Margie Sugarman is a leading board-certified psychotherapist and sports consultant based in New York. Margie’s desire is to enhance performance through the connection between the mind and body, and her current client list includes Olympic, professional and amateur athletes across the country. Her experience employing various therapeutic modalities has helped equestrians win classics, junior medals and grand prix. Do you have a question you want Margie to answer? Send questions to email@example.com.
My trainer just moved me up a level, and while it’s always been a dream, I don’t feel like I’m ready. How can I get over my apprehension and anxiety?
First and foremost, you must have faith in your trainer and know they would never put you in a compromising position, asking you to do something you’re not capable of.
However, it’s important to understand that growth and anxiety often walk hand in hand. At the center of change is the unknown. We fear the unknown because we don’t know what’s going to be presented, what will happen and how we’ll deal with it. Consequently, the best way to prepare for this growth is to address all of the possibilities that could present themselves in facing the move up to the next level.

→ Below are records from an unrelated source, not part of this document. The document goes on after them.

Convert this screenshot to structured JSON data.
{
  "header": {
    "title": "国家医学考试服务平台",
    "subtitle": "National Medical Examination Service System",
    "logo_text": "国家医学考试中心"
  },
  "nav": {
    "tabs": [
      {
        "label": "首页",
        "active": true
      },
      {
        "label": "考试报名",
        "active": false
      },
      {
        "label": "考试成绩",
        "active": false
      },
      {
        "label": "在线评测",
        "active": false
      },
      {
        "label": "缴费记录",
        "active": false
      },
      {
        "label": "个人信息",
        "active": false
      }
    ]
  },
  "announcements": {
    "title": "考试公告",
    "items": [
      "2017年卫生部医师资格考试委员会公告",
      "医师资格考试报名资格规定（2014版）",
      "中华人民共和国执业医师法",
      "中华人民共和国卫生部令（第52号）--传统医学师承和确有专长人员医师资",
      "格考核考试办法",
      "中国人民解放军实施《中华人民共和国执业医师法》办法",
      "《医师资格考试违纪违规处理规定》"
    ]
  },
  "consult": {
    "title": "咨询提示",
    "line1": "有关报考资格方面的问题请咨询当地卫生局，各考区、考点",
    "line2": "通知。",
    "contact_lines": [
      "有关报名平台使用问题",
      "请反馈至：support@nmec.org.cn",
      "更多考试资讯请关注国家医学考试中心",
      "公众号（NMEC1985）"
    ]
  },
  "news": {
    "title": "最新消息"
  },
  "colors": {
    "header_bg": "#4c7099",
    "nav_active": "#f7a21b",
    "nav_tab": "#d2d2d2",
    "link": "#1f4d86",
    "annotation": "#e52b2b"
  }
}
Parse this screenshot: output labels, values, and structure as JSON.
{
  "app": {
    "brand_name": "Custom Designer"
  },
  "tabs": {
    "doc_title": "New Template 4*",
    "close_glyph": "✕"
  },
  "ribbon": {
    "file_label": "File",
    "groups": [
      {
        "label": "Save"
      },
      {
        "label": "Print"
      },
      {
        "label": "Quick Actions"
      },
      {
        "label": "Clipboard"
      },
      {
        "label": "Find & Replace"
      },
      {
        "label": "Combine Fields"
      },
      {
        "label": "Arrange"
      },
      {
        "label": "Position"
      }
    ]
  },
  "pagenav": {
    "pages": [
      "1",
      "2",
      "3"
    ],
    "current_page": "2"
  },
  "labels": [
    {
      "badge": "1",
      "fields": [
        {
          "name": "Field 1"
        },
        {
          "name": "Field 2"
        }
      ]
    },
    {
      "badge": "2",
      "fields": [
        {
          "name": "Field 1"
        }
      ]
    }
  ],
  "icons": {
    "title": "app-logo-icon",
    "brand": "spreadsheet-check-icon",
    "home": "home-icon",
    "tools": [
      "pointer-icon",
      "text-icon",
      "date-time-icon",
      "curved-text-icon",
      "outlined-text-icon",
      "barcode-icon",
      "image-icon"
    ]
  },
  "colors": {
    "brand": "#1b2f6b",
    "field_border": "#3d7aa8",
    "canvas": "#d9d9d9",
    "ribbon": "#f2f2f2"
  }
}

Equestrian coach, author and sports psychologist Daniel Stewart uses GPS as the athletic acronym for Goal, Problem and Solution. It’s an approach that utilizes and combines two important sport psychology techniques: goal setting and problem solving. Just as the GPS in your car gets you to where you physically want to go, the GPS in your head guides you to where you want to go mentally with your riding.
Goal: The first piece of the equation is the mental goal you want to attain: in this case, moving to the next level.
Problem: The second component of the equation is the possible problem that might stand in the way of achieving your goal. We have to remember that goal attainment is not always a smooth process. We often have to address some bumps in the road in order to progress along the road and meet the goal — so much is learned through our mistakes.
Solution: The final piece of the equation is addressing the solution to the problem. It’s this final piece that serves as the driving force behind your growth. Moreover, it’s the piece that reinforces one’s confidence and determination, because you have the solution to the problems that were previously immobilizing you.
Let’s explore the issue of moving up and the fear you’ve brought to this situation.
You’ve ridden the higher fence heights at home in your lessons and have done quite well — which is the basis for your trainer wanting you to move you up a level. However, deep down, your mental stumbling block (problem) is the fear of making a mistake in front of other people at this level.
How can you address the solution without going to a show and actually riding in front of others?
Arrange for a group lesson with others who ride at the level you are moving up to. After doing some schooling fences, like at a horse show, run the lesson as a class at a show. This will allow you to ride in front of others at this height, make learning errors, develop more confidence in yourself and see that others also make mistakes — and learn from them — while being supportive of one another.
“A dream written down with a date becomes a goal,
a goal broken down into steps becomes a plan,
a plan backed by action becomes reality.”— Greg Reid
Live your dream.